The following recipe also contains spinach and artichoke hearts. An interesting fact about these two vegetables is that their antioxidant profile actually improves when they are cooked [7,8]. Nutrients locked inside become more absorbable when they begin to break down in the cooking process. There may be a trade off in spinach; it loses some vitamins to the cooking process as it gains in others, but in terms of antioxidants, cooked spinach is a better choice. This is only true, however, as long as you are steaming, roasting, or adding raw veggies to a dish that will be baked. When veggies are boiled or fried, many nutrients are lost into the surrounding water or oil.
Spinach, Artichoke, and Feta Shakshuka
- 3 Tbsp extra-virgin olive oil
- 1 large white or yellow onion, thinly sliced
- 1 red bell pepper, seeded and thinly sliced
- 3 cloves of garlic, minced
- 1 can artichoke hearts, drained
- 2 generous handfuls raw baby spinach
- 1 tsp cumin
- 1 tsp sweet paprika
- sprinkle cayenne pepper
- 1 (28-ounce) can diced tomatoes
- ½ tsp salt
- ¼ tsp black pepper
- 1 cup crumbled feta
- 6 large eggs
- Chopped scallions for garnish
Preheat the oven to 375° F and heat olive oil in an oven-proof skillet over medium heat on the stove. Cook the onion and bell pepper in the oil until the onion is translucent, then add the artichoke hearts and spinach and stir until spinach starts to wilt. Add the garlic and stir until fragrant (about 2 mins). Add paprika, cumin, and cayenne and cook for one more minute. Pour in the whole can of diced tomatoes with all of the juice, add salt and pepper (adjusting to taste), and stir until everything is evenly distributed. Let the mixture come to a boil, turn it down to a simmer, and let it thicken for about ten minutes.
Turn off the stove, stir half of the crumbled feta into the tomato mixture and then make small pockets with your spoon into which eggs can sit, evenly spaced throughout. Crack each egg gently into its pocket without breaking the yolks. Sprinkle the remaining feta over the top of the dish, and put the pan into the preheated oven. Keep a close eye on the egg whites and bake only until eggs have just set, leaving the yolks runny (about 15 minutes). Sprinkle with scallions or cilantro and serve immediately.
- Ko, Edmund Y., and Edmund S. Sabanegh. “The role of nutraceuticals in male fertility.” Urologic Clinics 41.1 (2014): 181-193.
- Zabaleta, María Eléxpuru. “Mediterranean diet: Woman fertility and pregnancy.” Mediterranean Journal of Nutrition and Metabolism Preprint: 1-11.
- Schwingshackl, Lukas, Jakub Morze, and Georg Hoffmann. “Mediterranean diet and health status: Active ingredients and pharmacological mechanisms.” British Journal of Pharmacology 177.6 (2020): 1241-1257.
- Bjarnadottir, Adda. “Tomatoes 101”. Healthline. March 25, 2019. https://www.healthline.com/nutrition/foods/tomatoes

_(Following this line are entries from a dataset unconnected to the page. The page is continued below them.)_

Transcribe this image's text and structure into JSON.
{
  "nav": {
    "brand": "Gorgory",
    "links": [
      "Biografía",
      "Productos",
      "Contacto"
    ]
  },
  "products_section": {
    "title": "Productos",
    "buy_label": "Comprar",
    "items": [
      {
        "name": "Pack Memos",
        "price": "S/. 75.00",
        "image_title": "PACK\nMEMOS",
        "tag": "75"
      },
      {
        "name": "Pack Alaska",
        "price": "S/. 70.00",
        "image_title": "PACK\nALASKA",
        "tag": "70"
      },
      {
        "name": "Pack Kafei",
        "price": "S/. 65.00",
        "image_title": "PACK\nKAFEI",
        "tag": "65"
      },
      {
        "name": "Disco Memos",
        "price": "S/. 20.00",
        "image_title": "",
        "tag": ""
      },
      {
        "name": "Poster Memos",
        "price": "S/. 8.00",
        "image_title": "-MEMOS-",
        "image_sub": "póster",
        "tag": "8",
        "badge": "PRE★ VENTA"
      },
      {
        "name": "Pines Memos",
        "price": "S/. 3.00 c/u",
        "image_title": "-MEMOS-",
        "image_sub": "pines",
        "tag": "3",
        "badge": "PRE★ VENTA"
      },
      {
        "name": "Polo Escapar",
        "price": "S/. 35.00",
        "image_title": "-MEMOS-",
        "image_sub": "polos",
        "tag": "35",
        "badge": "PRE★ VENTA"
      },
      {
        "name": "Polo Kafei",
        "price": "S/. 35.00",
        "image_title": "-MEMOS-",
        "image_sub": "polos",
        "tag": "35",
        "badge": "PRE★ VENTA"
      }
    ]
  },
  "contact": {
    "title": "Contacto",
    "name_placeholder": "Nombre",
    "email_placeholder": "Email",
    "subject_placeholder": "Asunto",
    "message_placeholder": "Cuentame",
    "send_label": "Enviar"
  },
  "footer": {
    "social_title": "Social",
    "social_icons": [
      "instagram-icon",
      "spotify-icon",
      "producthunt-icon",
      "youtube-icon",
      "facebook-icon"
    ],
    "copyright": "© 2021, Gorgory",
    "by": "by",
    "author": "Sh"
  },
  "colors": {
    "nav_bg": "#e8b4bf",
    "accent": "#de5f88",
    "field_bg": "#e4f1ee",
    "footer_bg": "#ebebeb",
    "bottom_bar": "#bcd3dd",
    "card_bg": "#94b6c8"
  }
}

- Arnarson, Atli. “Bell Peppers 101”. Healthline. March 27, 2019. https://www.healthline.com/nutrition/foods/bell-peppers
- Gunnars, Kris. “Top 10 Health Benefits of Eating Eggs”. Healthline. June 28, 2018. https://www.healthline.com/nutrition/10-proven-health-benefits-of-eggs
- Raman, Ryan. “12 Healthy Foods High in Antioxidants”. Healthline. March 12, 2018. https://www.healthline.com/nutrition/foods-high-in-antioxidants
- Breyer, Melissa. “6 vegetables that are healthier cooked than raw”. Treehugger. October 14, 2016. https://www.treehugger.com/green-food/6-vegetables-are-healthier-cooked-raw.html